Interestingly some people teach that the tailplane produces an upload on the Caravan, unlike most aircrafts, and that seems to be valid in this case. Upload or download, could that depend on the CG position for each flight and what is the normal configuration?
A jury in Anchorage, Alaska, reached a verdict in favor of Cessna in a lawsuit arising from the Oct. 10, 2001 crash of a PenAir Caravan near Dillingham, Alaska. The plaintiffs, relatives of the 10 people killed in the crash, claimed the Caravan had design defects that made it dangerous to fly in icing conditions. The jury found that “no defects” of the Caravan contributed to the accident. Cessna said, “Again, we wish to extend our heartfelt sympathy to those who lost family or friends in this accident. As to the verdict, after weighing the evidence, the jury has reached a conclusion that, in fact, coincides with what we have known about the Cessna 208 since the first one entered service in 1985. It is well designed and safe when flown within the parameters of the pilots operating handbook.” The NTSB concluded in January 2003 that the probable cause of the accident was “an in-flight loss of control resulting from upper surface ice contamination that the pilot-in-command failed to detect during his preflight inspection of the airplane.”

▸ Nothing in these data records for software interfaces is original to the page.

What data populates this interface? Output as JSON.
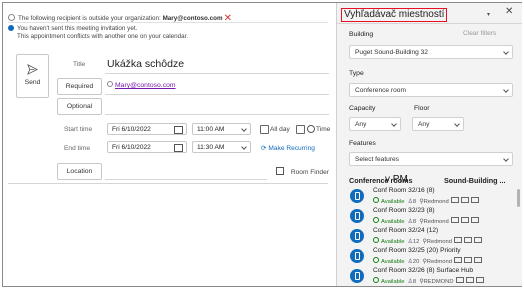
{
  "alerts": {
    "outside_org_prefix": "The following recipient is outside your organization:",
    "outside_org_email": "Mary@contoso.com",
    "not_sent": "You haven't sent this meeting invitation yet.",
    "conflict": "This appointment conflicts with another one on your calendar."
  },
  "compose": {
    "send_label": "Send",
    "title_label": "Title",
    "title_value": "Ukážka schôdze",
    "required_label": "Required",
    "required_value": "Mary@contoso.com",
    "optional_label": "Optional",
    "start_label": "Start time",
    "start_date": "Fri 6/10/2022",
    "start_time": "11:00 AM",
    "all_day_label": "All day",
    "time_zones_label": "Time",
    "end_label": "End time",
    "end_date": "Fri 6/10/2022",
    "end_time": "11:30 AM",
    "make_recurring_label": "Make Recurring",
    "location_label": "Location",
    "room_finder_label": "Room Finder"
  },
  "room_finder": {
    "title": "Vyhľadávač miestností",
    "building_label": "Building",
    "clear_filters_label": "Clear filters",
    "building_value": "Puget Sound-Building 32",
    "type_label": "Type",
    "type_value": "Conference room",
    "capacity_label": "Capacity",
    "capacity_value": "Any",
    "floor_label": "Floor",
    "floor_value": "Any",
    "features_label": "Features",
    "features_value": "Select features",
    "rooms_heading": "Conference rooms",
    "rooms_heading_pm": "v PM",
    "rooms_heading_building": "Sound-Building ...",
    "rooms": [
      {
        "name": "Conf Room 32/16 (8)",
        "status": "Available",
        "capacity": "8",
        "location": "Redmond"
      },
      {
        "name": "Conf Room 32/23 (8)",
        "status": "Available",
        "capacity": "8",
        "location": "Redmond"
      },
      {
        "name": "Conf Room 32/24 (12)",
        "status": "Available",
        "capacity": "12",
        "location": "Redmond"
      },
      {
        "name": "Conf Room 32/25 (20) Priority",
        "status": "Available",
        "capacity": "20",
        "location": "Redmond"
      },
      {
        "name": "Conf Room 32/26 (8) Surface Hub",
        "status": "Available",
        "capacity": "8",
        "location": "REDMOND"
      }
    ]
  },
  "colors": {
    "accent": "#0f6cbd",
    "available": "#107c10",
    "highlight_border": "#e81123",
    "link_purple": "#7719aa"
  }
}
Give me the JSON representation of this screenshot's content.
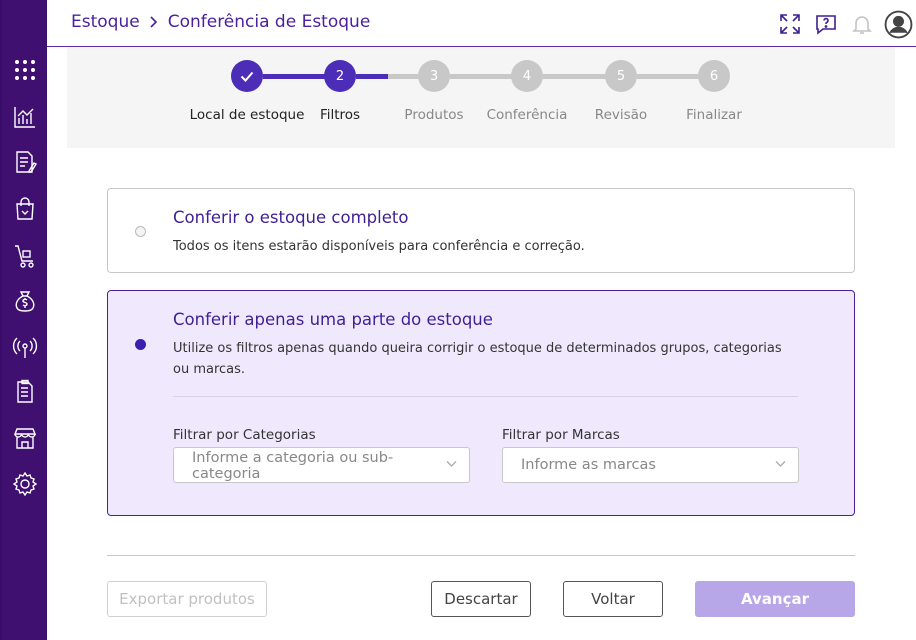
{
  "breadcrumb": {
    "parent": "Estoque",
    "current": "Conferência de Estoque"
  },
  "stepper": {
    "steps": [
      {
        "number": "",
        "label": "Local de estoque",
        "state": "done"
      },
      {
        "number": "2",
        "label": "Filtros",
        "state": "active"
      },
      {
        "number": "3",
        "label": "Produtos",
        "state": "pending"
      },
      {
        "number": "4",
        "label": "Conferência",
        "state": "pending"
      },
      {
        "number": "5",
        "label": "Revisão",
        "state": "pending"
      },
      {
        "number": "6",
        "label": "Finalizar",
        "state": "pending"
      }
    ]
  },
  "options": {
    "full": {
      "title": "Conferir o estoque completo",
      "description": "Todos os itens estarão disponíveis para conferência e correção.",
      "selected": false
    },
    "partial": {
      "title": "Conferir apenas uma parte do estoque",
      "description_line1": "Utilize os filtros apenas quando queira corrigir o estoque de determinados grupos, categorias",
      "description_line2": "ou marcas.",
      "selected": true
    }
  },
  "filters": {
    "categories": {
      "label": "Filtrar por Categorias",
      "placeholder_line1": "Informe a categoria ou sub-",
      "placeholder_line2": "categoria"
    },
    "brands": {
      "label": "Filtrar por Marcas",
      "placeholder": "Informe as marcas"
    }
  },
  "buttons": {
    "export": "Exportar produtos",
    "discard": "Descartar",
    "back": "Voltar",
    "next": "Avançar"
  },
  "colors": {
    "sidebar": "#3f1070",
    "accent": "#4a1f9e",
    "step_active": "#4b2db8",
    "step_pending": "#c8c8c8",
    "selected_bg": "#f0e9fd",
    "next_button": "#b7a6e8"
  },
  "sidebar_icons": [
    "apps-grid-icon",
    "chart-icon",
    "document-edit-icon",
    "shopping-bag-icon",
    "cart-icon",
    "money-bag-icon",
    "broadcast-icon",
    "report-icon",
    "store-icon",
    "settings-icon"
  ],
  "header_icons": [
    "expand-icon",
    "help-chat-icon",
    "bell-icon",
    "user-avatar-icon"
  ]
}
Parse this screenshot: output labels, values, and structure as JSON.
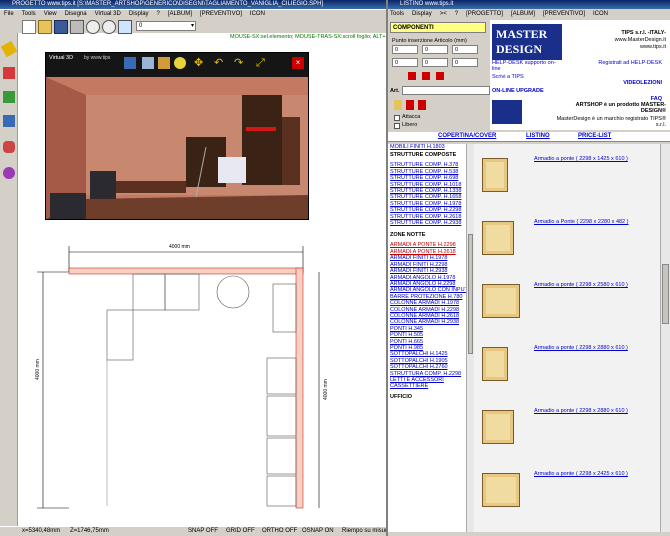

There is too much flight time and Flight tests by several agencies to have a tail that stalls for no reason.
So one would think that the tail only has an upload during the winter in visible moisture and cold. Do you think the tail upload stall has been masked by these accidents in cold weather, so by circular logic, the tail only has an upload during the winter in visible moisture.
Where in the heck is the tail plane upload stalls in normal weather?You have to show that the critical angle of attack on the tail is exceeded for it to stall.
I have a question as to how much better the TKS system is on the Caravan compared to the boots. I understand the difference and that it should be better, just looking for comments from anyone who has real experience as where I fly is looking to buy one.